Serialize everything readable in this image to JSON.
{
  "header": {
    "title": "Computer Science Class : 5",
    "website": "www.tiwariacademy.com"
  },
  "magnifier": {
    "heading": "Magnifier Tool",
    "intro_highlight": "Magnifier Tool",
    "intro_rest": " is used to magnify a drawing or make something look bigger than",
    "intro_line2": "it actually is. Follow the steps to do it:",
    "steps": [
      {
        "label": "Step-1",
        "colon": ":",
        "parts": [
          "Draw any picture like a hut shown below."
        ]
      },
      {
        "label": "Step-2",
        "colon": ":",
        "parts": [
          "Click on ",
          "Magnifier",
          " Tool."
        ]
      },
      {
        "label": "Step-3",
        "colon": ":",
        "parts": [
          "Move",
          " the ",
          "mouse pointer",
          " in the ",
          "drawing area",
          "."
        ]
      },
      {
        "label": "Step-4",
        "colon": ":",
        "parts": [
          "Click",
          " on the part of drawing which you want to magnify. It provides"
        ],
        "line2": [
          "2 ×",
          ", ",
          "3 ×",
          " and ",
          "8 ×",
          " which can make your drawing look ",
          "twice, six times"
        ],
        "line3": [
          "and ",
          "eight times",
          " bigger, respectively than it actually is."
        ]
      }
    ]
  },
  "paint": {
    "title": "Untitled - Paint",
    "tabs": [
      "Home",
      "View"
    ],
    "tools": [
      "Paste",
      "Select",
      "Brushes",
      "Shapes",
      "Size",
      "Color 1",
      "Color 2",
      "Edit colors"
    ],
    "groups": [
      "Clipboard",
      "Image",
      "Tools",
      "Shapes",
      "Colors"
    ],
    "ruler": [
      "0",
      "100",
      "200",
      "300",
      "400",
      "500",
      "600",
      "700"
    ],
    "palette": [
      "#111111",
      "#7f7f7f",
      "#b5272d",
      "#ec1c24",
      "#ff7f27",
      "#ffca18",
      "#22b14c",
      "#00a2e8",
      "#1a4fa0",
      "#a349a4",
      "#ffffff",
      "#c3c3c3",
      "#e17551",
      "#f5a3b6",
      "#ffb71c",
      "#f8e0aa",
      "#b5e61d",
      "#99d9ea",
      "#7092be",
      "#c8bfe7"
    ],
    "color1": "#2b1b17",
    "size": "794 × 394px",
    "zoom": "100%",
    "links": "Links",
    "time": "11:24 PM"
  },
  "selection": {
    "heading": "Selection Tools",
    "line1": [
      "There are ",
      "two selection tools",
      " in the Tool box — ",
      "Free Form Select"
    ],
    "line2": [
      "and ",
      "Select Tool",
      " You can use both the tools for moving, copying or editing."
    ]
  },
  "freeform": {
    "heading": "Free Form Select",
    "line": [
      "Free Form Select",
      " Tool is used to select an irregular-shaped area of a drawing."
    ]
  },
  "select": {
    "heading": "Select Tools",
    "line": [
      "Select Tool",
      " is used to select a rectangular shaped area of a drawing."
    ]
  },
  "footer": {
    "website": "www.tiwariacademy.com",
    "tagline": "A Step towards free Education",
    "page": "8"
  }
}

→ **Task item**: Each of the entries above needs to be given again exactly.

→ **Result of this exercise**:
Serialize everything readable in this image to JSON.
{
  "header": {
    "title": "Computer Science Class : 5",
    "website": "www.tiwariacademy.com"
  },
  "magnifier": {
    "heading": "Magnifier Tool",
    "intro_highlight": "Magnifier Tool",
    "intro_rest": " is used to magnify a drawing or make something look bigger than",
    "intro_line2": "it actually is. Follow the steps to do it:",
    "steps": [
      {
        "label": "Step-1",
        "colon": ":",
        "parts": [
          "Draw any picture like a hut shown below."
        ]
      },
      {
        "label": "Step-2",
        "colon": ":",
        "parts": [
          "Click on ",
          "Magnifier",
          " Tool."
        ]
      },
      {
        "label": "Step-3",
        "colon": ":",
        "parts": [
          "Move",
          " the ",
          "mouse pointer",
          " in the ",
          "drawing area",
          "."
        ]
      },
      {
        "label": "Step-4",
        "colon": ":",
        "parts": [
          "Click",
          " on the part of drawing which you want to magnify. It provides"
        ],
        "line2": [
          "2 ×",
          ", ",
          "3 ×",
          " and ",
          "8 ×",
          " which can make your drawing look ",
          "twice, six times"
        ],
        "line3": [
          "and ",
          "eight times",
          " bigger, respectively than it actually is."
        ]
      }
    ]
  },
  "paint": {
    "title": "Untitled - Paint",
    "tabs": [
      "Home",
      "View"
    ],
    "tools": [
      "Paste",
      "Select",
      "Brushes",
      "Shapes",
      "Size",
      "Color 1",
      "Color 2",
      "Edit colors"
    ],
    "groups": [
      "Clipboard",
      "Image",
      "Tools",
      "Shapes",
      "Colors"
    ],
    "ruler": [
      "0",
      "100",
      "200",
      "300",
      "400",
      "500",
      "600",
      "700"
    ],
    "palette": [
      "#111111",
      "#7f7f7f",
      "#b5272d",
      "#ec1c24",
      "#ff7f27",
      "#ffca18",
      "#22b14c",
      "#00a2e8",
      "#1a4fa0",
      "#a349a4",
      "#ffffff",
      "#c3c3c3",
      "#e17551",
      "#f5a3b6",
      "#ffb71c",
      "#f8e0aa",
      "#b5e61d",
      "#99d9ea",
      "#7092be",
      "#c8bfe7"
    ],
    "color1": "#2b1b17",
    "size": "794 × 394px",
    "zoom": "100%",
    "links": "Links",
    "time": "11:24 PM"
  },
  "selection": {
    "heading": "Selection Tools",
    "line1": [
      "There are ",
      "two selection tools",
      " in the Tool box — ",
      "Free Form Select"
    ],
    "line2": [
      "and ",
      "Select Tool",
      " You can use both the tools for moving, copying or editing."
    ]
  },
  "freeform": {
    "heading": "Free Form Select",
    "line": [
      "Free Form Select",
      " Tool is used to select an irregular-shaped area of a drawing."
    ]
  },
  "select": {
    "heading": "Select Tools",
    "line": [
      "Select Tool",
      " is used to select a rectangular shaped area of a drawing."
    ]
  },
  "footer": {
    "website": "www.tiwariacademy.com",
    "tagline": "A Step towards free Education",
    "page": "8"
  }
}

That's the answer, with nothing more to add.